_What to produce_
Compute how many lines in the entries below contain "this", and output nothing but the number.

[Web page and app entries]
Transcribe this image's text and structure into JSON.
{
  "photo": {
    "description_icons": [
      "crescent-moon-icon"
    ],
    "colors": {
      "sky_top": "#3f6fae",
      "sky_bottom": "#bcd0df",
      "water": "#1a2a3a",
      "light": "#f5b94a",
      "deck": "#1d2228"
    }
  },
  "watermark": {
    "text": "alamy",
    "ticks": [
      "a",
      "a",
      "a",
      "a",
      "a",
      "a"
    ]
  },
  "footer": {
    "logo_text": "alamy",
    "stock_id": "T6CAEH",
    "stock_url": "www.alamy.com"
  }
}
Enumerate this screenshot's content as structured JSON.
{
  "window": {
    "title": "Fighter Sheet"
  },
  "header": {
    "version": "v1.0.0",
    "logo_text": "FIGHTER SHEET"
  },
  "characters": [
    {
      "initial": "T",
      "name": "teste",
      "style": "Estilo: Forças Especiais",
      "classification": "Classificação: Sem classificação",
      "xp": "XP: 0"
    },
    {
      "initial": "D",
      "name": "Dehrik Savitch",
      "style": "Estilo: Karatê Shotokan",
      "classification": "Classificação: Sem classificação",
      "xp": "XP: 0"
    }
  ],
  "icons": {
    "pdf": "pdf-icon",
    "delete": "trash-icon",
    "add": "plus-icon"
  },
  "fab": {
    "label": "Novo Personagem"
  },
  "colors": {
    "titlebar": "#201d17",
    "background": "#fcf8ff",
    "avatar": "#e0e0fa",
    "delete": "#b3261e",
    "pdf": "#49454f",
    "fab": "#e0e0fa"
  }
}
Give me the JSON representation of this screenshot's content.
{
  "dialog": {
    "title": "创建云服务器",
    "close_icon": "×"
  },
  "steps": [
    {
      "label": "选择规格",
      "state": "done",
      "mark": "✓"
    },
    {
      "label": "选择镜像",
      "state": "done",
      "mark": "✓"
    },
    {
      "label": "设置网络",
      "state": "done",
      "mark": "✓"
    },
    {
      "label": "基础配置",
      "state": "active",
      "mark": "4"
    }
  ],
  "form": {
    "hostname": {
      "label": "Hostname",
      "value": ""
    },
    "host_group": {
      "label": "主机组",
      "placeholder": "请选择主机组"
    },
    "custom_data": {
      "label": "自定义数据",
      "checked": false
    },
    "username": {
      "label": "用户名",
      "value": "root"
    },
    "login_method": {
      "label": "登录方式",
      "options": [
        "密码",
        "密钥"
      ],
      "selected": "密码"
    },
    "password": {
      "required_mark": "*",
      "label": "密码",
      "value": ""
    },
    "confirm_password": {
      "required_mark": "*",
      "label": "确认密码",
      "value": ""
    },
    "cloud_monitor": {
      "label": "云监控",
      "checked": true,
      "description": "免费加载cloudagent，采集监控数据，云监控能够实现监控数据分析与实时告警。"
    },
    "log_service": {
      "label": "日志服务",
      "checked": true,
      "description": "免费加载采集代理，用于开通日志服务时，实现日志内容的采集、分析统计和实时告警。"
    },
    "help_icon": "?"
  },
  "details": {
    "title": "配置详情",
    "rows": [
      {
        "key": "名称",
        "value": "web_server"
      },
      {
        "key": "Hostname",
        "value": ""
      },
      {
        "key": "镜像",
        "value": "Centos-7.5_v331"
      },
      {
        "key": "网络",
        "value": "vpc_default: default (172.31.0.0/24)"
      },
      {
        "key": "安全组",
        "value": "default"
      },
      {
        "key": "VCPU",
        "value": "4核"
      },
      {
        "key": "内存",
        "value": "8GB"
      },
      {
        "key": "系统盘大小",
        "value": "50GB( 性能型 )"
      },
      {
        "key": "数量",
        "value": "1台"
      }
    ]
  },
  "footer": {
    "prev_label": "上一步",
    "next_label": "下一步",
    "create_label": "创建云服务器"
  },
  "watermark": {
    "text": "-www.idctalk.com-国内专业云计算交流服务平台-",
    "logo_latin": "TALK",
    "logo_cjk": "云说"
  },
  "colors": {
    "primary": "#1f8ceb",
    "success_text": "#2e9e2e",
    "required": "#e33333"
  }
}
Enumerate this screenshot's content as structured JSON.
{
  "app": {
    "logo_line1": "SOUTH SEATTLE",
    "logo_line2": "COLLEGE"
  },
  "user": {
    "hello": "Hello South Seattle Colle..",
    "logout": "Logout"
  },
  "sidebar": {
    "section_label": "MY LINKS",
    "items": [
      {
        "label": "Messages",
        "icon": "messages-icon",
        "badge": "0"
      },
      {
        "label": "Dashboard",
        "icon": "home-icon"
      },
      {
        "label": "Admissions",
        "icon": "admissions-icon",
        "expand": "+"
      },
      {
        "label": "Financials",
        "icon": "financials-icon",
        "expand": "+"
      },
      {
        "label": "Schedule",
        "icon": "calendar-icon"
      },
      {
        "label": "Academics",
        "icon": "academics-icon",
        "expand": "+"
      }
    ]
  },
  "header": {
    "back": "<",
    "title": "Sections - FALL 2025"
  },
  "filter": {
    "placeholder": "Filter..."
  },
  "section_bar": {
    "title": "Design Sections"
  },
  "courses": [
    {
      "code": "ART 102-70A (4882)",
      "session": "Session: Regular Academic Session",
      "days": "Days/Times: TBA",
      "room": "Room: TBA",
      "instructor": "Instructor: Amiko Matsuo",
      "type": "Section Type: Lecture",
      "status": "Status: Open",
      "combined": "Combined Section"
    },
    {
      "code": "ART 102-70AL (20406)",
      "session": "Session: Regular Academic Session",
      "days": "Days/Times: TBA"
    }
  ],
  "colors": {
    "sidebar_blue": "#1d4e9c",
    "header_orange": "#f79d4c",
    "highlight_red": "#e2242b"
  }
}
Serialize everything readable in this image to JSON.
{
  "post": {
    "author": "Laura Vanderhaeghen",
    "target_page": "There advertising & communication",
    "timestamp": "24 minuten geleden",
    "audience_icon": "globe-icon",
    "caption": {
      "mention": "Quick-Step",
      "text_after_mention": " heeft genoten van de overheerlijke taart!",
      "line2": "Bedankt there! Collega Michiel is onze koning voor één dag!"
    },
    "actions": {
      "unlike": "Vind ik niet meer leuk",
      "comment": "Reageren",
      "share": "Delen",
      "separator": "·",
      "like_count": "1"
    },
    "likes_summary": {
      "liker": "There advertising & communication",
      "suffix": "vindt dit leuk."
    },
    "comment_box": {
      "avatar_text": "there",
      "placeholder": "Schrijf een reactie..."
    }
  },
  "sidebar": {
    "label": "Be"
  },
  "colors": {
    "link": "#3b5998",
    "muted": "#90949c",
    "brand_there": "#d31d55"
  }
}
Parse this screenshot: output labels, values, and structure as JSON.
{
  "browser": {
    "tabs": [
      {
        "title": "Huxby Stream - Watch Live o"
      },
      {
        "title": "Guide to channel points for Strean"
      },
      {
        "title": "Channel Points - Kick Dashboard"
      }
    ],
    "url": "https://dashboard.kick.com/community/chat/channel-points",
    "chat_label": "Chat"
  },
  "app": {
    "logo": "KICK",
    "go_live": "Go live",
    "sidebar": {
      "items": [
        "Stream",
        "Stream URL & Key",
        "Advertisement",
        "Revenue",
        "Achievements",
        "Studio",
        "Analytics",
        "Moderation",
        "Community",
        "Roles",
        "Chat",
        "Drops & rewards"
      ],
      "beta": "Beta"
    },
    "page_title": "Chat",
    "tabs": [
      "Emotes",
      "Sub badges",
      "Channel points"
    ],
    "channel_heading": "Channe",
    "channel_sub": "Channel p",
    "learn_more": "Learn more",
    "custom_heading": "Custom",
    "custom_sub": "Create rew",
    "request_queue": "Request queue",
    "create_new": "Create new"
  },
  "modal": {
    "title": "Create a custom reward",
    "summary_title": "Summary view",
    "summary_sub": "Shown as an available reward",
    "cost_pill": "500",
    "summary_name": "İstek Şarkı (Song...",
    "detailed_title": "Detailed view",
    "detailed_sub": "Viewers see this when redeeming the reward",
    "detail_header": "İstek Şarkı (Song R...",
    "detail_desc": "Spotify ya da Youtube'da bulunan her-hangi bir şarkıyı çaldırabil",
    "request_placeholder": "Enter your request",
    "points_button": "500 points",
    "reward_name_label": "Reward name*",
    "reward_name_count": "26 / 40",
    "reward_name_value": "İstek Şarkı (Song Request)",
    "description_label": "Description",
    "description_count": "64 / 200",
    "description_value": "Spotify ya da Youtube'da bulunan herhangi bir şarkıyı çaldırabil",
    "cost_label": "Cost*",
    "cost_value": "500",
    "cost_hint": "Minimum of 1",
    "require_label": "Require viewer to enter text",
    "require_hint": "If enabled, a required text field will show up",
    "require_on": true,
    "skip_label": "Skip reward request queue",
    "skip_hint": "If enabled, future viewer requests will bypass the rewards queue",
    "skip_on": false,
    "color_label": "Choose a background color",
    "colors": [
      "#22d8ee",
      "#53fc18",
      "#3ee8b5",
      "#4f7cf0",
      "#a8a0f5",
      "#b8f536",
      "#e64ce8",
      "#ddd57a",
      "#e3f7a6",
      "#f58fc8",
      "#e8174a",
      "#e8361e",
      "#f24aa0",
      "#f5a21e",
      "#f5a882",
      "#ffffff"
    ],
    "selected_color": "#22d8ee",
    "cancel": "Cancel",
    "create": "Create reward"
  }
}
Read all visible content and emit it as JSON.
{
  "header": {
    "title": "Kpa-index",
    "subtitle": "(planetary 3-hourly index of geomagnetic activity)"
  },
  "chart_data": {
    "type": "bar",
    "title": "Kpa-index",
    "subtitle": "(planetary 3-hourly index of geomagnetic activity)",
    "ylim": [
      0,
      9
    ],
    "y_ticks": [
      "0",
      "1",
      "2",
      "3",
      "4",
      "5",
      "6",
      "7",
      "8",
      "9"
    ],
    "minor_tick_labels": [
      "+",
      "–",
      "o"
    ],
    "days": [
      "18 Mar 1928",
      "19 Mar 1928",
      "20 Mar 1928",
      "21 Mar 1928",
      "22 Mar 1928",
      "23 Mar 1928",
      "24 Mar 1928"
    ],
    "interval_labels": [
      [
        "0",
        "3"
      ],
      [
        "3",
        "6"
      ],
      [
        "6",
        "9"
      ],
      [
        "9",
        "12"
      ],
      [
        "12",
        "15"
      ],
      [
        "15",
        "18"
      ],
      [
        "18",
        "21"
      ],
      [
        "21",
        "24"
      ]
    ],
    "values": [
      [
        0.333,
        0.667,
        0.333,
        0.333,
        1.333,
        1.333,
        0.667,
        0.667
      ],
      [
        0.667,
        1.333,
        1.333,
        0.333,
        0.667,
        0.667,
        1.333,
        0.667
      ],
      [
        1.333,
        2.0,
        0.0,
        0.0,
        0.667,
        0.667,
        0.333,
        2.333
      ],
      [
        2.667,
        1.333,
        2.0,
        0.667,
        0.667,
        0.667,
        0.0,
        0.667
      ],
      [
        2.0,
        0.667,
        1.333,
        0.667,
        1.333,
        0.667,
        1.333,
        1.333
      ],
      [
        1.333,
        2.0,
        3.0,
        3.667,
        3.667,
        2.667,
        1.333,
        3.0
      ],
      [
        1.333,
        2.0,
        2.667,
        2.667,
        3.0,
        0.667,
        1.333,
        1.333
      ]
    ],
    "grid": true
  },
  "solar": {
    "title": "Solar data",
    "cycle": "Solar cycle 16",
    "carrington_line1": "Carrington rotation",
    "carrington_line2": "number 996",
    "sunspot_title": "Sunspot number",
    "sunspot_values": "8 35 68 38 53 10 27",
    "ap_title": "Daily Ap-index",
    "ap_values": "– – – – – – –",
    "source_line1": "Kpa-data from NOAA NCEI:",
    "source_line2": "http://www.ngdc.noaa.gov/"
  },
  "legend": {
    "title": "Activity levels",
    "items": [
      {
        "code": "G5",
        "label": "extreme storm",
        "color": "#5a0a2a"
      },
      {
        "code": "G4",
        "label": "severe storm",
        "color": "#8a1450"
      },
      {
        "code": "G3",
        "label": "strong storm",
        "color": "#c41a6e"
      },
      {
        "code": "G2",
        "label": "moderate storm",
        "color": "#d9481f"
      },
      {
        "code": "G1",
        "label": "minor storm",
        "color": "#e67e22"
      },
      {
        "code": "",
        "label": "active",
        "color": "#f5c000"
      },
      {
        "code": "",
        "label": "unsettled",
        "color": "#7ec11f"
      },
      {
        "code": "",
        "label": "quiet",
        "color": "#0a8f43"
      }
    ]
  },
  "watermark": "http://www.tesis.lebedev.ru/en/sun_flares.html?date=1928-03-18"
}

_Exercise solution_
7